The ALA has released a new Quotable Facts about America’s Libraries card, presumably so library nerds can carry the cards around and annoy people by randomly quoting facts at them.
It’s not always clear what the “facts” are trying to prove. For example, what can we learn from this: “Americans go to school, public and academic libraries more than three times more often than they go to the movies.”
Is this supposed to show us that libraries are more popular than movie theaters? Or that if you put students of all ages in institutions where they’re likely to be in libraries relatively often that they’ll use them more than buildings where you have to go somewhere and pay a lot of money to see bad movies?
And like all such lists of facts, the facts are cherry-picked to show only convenient goodness. We’re told that “A 2011 Pew study found that about 24% of library card holders had read e-books in the past year. Of them, 57% preferred borrowing e-books and about 33% preferred purchasing them.” More prefer borrowing to buying? Shocker!
We’re not told about the Pew Study that “58% of all library card holders say they do not know if their library provides e-book lending services,” and that “55% of all those who say the library is “very important” to them say they do not know if their library lends e-books.” That just makes it look like libraries can’t get the word out.
The choice of comparisons is odd, too. “There are more public libraries than McDonald’s in the U.S.—a total of 16,766 including branches.” Okay, so?
There are over 24,000 Subway restaurants in the U.S., almost 50% more Subways than public libraries. What does that prove? That Subways are more popular than public libraries? That doesn’t surprise me, because I’ve yet to see a library offer sweet onion chicken teriyaki sandwiches.
Or, “Americans spend nearly three times as much on candy as they do on public libraries.” Does this mean Americans prefer candy to libraries? That they should stop eating so much candy and give that money to libraries? Actually, that would probably be better for both the Americans and the libraries, so maybe the ALA should be more blunt.
Sometimes it’s the wording that’s suspicious. “Academic librarians provide information that serves more than 44 million students yearly—reaching almost 12 million more than attend college basketball games.” “Provide information that serves” isn’t quite the same thing as “is used by.” Do all those 44 million students use the library? Put like that, you could say that public libraries provide information that serves more than 300 million Americans. That doesn’t mean 300 million people use public libraries.
And why college basketball games? Oh, I know why. Because attendance at college football games last year was 49,699,419, reaching almost 6 million more than visit academic libraries. I don’t know what that proves, but it’s a fact.
There are lots of quotable facts about school libraries, maybe because the school librarians are under siege everywhere. I’m not sure they help, though.
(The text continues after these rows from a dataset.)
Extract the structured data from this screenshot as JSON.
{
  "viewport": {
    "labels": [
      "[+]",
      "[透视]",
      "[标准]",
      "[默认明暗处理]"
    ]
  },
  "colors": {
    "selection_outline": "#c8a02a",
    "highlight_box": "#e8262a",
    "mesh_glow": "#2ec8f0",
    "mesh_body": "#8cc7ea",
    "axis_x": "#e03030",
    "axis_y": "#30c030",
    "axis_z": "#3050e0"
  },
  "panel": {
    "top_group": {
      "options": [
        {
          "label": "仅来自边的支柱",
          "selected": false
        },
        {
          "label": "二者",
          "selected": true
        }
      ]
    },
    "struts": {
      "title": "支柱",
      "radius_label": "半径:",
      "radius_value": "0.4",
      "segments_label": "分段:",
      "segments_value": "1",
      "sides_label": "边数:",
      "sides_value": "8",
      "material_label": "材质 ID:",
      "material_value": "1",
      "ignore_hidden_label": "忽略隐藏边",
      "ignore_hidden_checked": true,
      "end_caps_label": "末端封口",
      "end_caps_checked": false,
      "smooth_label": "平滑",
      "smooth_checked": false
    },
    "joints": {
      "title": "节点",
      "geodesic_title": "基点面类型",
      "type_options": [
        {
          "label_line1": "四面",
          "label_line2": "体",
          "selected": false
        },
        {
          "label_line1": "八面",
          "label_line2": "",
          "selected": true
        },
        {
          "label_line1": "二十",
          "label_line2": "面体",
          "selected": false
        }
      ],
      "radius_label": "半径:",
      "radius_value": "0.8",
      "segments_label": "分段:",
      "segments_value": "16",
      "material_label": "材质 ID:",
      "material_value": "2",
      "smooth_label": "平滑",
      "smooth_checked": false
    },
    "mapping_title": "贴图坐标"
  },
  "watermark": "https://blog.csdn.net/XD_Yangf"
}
“Research shows the highest achieving students attend schools with well-staffed and well-funded libraries.” This fact is obviously open to lots of interpretations, the most likely being that schools with well-funded libraries are in general well-funded, which in the U.S. means that they’re probably in upper middle class school districts with a high tax base and successful parents who do all they can to help their children succeed. Correlation doesn’t imply causation.
And we get the movie theater comparison again: “Students make 1.5 billion visits to school libraries during the school year—more than total attendances made to movie theaters in 2011.” The ALA seems obsessed with what might already be a dying industry.
And again, the children are in school every day. Library visits are often required. There are 53 million Americans between the ages of 5-17. Apparently, the most frequent moviegoers in America are males aged 25-39, of which there are about 30 million. 10% of the population accounts for 50% of movie ticket sales. All this shows is that there are a lot more school aged children likely to be required to use a library than there are people who go to the movies.
Here’s one that I guess is meant to show how skewed our values are. “Americans spend over 18 times as much money on home video games ($18.6 billion) as they do on school library materials for their children ($1 billion).”
This one seems questionable to me. Do the people who spend the most on home video games even have children? According to industry statistics, 32% of gamers are under 18, and another 31% are 18-35. It seems unlikely.
Oh, wait. Are we talking about the children collectively? Like a politician might. As in we have to do this, it’s “for the children.” Oh, “for the children,” well then let’s do it, whatever it is.
You know what else we do for children? Buy them books. The Census site has a little back to school fact sheet for this school year. Sales at book stores? $2.4 billion, and that’s just for August.
Remember a few paragraphs ago when we found out that “students make 1.5 billion visits to school libraries during the school year”? In the final fact, located right next to the previous fact on the card, we find instead that “Students make 1.3 billion visits to school libraries during the school year—or three times as many visits to national parks.”
Wait, which is it? 1.5 or 1.3 billion? What happened to those other 200 million library visits? And national parks? That’s the comparison? Are these analogous somehow?
According to the National Park Service, there were 281,303,769 visits in 2010. Why not take that number and compare it to the higher 1.5 billion student library visits. Then, you could say that there were more than 5 times the number of visits to school libraries than to national parks! That sounds even more impressive! Meaningless, but still impressive.